__Task directions__:
How many of the lines below hold the word "name"? Answer only with the number.

__Data records for software interfaces__:
+++

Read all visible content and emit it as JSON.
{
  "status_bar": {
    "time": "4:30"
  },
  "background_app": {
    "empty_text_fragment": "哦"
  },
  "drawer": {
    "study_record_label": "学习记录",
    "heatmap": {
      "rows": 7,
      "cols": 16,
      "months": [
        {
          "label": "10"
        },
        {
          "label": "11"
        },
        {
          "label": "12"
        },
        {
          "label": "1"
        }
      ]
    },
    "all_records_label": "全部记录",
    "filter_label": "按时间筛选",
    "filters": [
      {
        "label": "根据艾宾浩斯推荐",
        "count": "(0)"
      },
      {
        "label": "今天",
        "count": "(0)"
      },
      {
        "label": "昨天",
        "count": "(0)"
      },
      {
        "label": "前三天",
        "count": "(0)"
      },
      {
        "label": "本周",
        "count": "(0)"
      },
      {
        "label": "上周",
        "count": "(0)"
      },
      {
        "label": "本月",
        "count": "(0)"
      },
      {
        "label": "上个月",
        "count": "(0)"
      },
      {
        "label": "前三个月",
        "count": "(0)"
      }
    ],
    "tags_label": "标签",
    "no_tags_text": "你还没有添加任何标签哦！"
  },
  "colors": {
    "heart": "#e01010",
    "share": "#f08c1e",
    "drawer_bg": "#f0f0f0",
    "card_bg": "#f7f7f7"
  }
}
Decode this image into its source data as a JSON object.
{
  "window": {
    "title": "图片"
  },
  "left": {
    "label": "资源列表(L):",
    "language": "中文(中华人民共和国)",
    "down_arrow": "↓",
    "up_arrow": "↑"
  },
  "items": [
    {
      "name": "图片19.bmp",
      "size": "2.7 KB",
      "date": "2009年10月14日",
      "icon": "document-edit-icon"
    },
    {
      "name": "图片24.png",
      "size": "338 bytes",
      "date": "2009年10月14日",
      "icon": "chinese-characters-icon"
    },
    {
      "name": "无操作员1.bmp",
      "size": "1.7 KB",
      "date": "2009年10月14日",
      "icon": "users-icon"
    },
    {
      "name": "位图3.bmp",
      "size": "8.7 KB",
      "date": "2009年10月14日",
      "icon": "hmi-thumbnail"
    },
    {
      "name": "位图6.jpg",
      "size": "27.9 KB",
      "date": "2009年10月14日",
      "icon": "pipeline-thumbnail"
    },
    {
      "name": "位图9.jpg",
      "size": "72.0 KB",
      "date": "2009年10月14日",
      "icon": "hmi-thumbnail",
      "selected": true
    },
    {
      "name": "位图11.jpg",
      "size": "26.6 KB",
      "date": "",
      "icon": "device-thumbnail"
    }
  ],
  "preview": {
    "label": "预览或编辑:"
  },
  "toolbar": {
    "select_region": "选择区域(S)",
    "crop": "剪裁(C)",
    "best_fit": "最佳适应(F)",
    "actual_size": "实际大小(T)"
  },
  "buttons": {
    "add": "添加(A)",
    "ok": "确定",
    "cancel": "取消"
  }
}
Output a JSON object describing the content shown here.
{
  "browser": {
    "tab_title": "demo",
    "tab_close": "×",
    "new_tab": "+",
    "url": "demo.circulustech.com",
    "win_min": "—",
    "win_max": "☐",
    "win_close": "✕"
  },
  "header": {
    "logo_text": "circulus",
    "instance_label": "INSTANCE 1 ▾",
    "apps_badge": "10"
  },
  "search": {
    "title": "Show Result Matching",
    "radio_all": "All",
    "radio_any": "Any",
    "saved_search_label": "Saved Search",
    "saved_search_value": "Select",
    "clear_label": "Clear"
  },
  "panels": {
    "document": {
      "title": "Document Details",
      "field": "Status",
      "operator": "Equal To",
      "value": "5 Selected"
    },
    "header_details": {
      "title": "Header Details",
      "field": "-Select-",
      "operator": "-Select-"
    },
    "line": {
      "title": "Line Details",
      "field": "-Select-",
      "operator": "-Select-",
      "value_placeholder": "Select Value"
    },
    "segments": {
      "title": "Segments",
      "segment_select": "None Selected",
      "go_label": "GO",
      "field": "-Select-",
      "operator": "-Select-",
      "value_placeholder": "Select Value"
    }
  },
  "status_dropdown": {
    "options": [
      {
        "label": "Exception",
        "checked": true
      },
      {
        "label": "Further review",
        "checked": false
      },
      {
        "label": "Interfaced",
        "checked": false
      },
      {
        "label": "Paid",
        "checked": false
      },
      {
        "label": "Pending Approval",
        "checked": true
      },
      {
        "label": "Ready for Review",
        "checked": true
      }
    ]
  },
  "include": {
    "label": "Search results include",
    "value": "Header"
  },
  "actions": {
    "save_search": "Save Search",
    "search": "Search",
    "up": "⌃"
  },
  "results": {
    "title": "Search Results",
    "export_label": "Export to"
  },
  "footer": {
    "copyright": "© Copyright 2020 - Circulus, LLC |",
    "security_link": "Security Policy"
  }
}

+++

__Result for this exercise__:
7